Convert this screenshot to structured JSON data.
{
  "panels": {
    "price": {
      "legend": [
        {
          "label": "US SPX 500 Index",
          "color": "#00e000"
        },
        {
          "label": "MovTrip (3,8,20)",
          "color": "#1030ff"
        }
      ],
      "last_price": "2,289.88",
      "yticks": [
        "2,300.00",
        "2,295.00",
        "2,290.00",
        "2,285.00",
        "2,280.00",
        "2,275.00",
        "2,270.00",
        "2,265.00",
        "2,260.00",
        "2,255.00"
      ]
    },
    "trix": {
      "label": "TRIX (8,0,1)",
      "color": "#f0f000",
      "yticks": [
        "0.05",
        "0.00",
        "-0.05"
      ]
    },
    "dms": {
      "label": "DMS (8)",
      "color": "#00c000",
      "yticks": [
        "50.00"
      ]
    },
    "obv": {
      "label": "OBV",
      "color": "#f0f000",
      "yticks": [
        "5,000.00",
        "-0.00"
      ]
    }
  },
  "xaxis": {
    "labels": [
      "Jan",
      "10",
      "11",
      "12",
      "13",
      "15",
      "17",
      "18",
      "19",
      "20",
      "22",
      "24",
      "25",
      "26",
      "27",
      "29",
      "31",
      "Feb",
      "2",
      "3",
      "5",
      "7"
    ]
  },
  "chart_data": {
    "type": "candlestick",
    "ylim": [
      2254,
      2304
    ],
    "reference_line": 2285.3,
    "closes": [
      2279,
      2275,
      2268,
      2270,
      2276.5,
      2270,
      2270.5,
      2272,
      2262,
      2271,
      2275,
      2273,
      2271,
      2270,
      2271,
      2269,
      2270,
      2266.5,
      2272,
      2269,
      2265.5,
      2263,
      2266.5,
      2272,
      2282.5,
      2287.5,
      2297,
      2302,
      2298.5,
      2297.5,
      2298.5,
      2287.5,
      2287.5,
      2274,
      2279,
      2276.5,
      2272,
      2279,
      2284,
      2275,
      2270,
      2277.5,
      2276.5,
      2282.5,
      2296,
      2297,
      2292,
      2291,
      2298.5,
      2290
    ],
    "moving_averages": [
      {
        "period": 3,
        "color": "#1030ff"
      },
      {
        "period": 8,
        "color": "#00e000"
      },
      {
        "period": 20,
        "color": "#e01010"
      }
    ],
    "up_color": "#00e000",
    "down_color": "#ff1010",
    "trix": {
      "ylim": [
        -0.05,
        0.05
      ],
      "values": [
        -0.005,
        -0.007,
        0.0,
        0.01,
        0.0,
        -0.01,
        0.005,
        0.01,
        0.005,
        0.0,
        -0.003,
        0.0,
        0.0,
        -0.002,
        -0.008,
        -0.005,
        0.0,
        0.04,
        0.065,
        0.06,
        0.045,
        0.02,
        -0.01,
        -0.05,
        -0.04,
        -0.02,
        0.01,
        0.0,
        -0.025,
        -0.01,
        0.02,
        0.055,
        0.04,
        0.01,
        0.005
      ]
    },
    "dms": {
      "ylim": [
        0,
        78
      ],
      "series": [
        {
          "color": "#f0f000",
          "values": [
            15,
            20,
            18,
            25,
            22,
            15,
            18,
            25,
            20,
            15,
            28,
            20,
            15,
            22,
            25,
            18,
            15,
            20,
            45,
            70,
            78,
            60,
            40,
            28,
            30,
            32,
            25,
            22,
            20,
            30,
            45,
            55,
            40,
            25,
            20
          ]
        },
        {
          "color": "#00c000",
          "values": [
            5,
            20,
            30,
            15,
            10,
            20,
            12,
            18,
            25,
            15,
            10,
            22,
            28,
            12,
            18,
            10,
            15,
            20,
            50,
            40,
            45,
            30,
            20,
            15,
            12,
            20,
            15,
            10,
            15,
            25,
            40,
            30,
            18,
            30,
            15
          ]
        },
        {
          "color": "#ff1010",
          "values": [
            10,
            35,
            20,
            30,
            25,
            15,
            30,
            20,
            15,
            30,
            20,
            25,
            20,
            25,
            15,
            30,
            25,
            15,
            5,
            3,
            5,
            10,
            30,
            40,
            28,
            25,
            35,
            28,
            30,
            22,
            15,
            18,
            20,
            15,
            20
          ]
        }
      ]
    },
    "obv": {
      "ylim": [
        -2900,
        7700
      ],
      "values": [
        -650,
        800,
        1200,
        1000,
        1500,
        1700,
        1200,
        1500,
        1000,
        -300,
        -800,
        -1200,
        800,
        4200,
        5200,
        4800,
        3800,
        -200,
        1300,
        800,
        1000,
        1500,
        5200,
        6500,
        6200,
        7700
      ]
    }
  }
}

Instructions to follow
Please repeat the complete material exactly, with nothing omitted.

Answer to the problem
Convert this screenshot to structured JSON data.
{
  "panels": {
    "price": {
      "legend": [
        {
          "label": "US SPX 500 Index",
          "color": "#00e000"
        },
        {
          "label": "MovTrip (3,8,20)",
          "color": "#1030ff"
        }
      ],
      "last_price": "2,289.88",
      "yticks": [
        "2,300.00",
        "2,295.00",
        "2,290.00",
        "2,285.00",
        "2,280.00",
        "2,275.00",
        "2,270.00",
        "2,265.00",
        "2,260.00",
        "2,255.00"
      ]
    },
    "trix": {
      "label": "TRIX (8,0,1)",
      "color": "#f0f000",
      "yticks": [
        "0.05",
        "0.00",
        "-0.05"
      ]
    },
    "dms": {
      "label": "DMS (8)",
      "color": "#00c000",
      "yticks": [
        "50.00"
      ]
    },
    "obv": {
      "label": "OBV",
      "color": "#f0f000",
      "yticks": [
        "5,000.00",
        "-0.00"
      ]
    }
  },
  "xaxis": {
    "labels": [
      "Jan",
      "10",
      "11",
      "12",
      "13",
      "15",
      "17",
      "18",
      "19",
      "20",
      "22",
      "24",
      "25",
      "26",
      "27",
      "29",
      "31",
      "Feb",
      "2",
      "3",
      "5",
      "7"
    ]
  },
  "chart_data": {
    "type": "candlestick",
    "ylim": [
      2254,
      2304
    ],
    "reference_line": 2285.3,
    "closes": [
      2279,
      2275,
      2268,
      2270,
      2276.5,
      2270,
      2270.5,
      2272,
      2262,
      2271,
      2275,
      2273,
      2271,
      2270,
      2271,
      2269,
      2270,
      2266.5,
      2272,
      2269,
      2265.5,
      2263,
      2266.5,
      2272,
      2282.5,
      2287.5,
      2297,
      2302,
      2298.5,
      2297.5,
      2298.5,
      2287.5,
      2287.5,
      2274,
      2279,
      2276.5,
      2272,
      2279,
      2284,
      2275,
      2270,
      2277.5,
      2276.5,
      2282.5,
      2296,
      2297,
      2292,
      2291,
      2298.5,
      2290
    ],
    "moving_averages": [
      {
        "period": 3,
        "color": "#1030ff"
      },
      {
        "period": 8,
        "color": "#00e000"
      },
      {
        "period": 20,
        "color": "#e01010"
      }
    ],
    "up_color": "#00e000",
    "down_color": "#ff1010",
    "trix": {
      "ylim": [
        -0.05,
        0.05
      ],
      "values": [
        -0.005,
        -0.007,
        0.0,
        0.01,
        0.0,
        -0.01,
        0.005,
        0.01,
        0.005,
        0.0,
        -0.003,
        0.0,
        0.0,
        -0.002,
        -0.008,
        -0.005,
        0.0,
        0.04,
        0.065,
        0.06,
        0.045,
        0.02,
        -0.01,
        -0.05,
        -0.04,
        -0.02,
        0.01,
        0.0,
        -0.025,
        -0.01,
        0.02,
        0.055,
        0.04,
        0.01,
        0.005
      ]
    },
    "dms": {
      "ylim": [
        0,
        78
      ],
      "series": [
        {
          "color": "#f0f000",
          "values": [
            15,
            20,
            18,
            25,
            22,
            15,
            18,
            25,
            20,
            15,
            28,
            20,
            15,
            22,
            25,
            18,
            15,
            20,
            45,
            70,
            78,
            60,
            40,
            28,
            30,
            32,
            25,
            22,
            20,
            30,
            45,
            55,
            40,
            25,
            20
          ]
        },
        {
          "color": "#00c000",
          "values": [
            5,
            20,
            30,
            15,
            10,
            20,
            12,
            18,
            25,
            15,
            10,
            22,
            28,
            12,
            18,
            10,
            15,
            20,
            50,
            40,
            45,
            30,
            20,
            15,
            12,
            20,
            15,
            10,
            15,
            25,
            40,
            30,
            18,
            30,
            15
          ]
        },
        {
          "color": "#ff1010",
          "values": [
            10,
            35,
            20,
            30,
            25,
            15,
            30,
            20,
            15,
            30,
            20,
            25,
            20,
            25,
            15,
            30,
            25,
            15,
            5,
            3,
            5,
            10,
            30,
            40,
            28,
            25,
            35,
            28,
            30,
            22,
            15,
            18,
            20,
            15,
            20
          ]
        }
      ]
    },
    "obv": {
      "ylim": [
        -2900,
        7700
      ],
      "values": [
        -650,
        800,
        1200,
        1000,
        1500,
        1700,
        1200,
        1500,
        1000,
        -300,
        -800,
        -1200,
        800,
        4200,
        5200,
        4800,
        3800,
        -200,
        1300,
        800,
        1000,
        1500,
        5200,
        6500,
        6200,
        7700
      ]
    }
  }
}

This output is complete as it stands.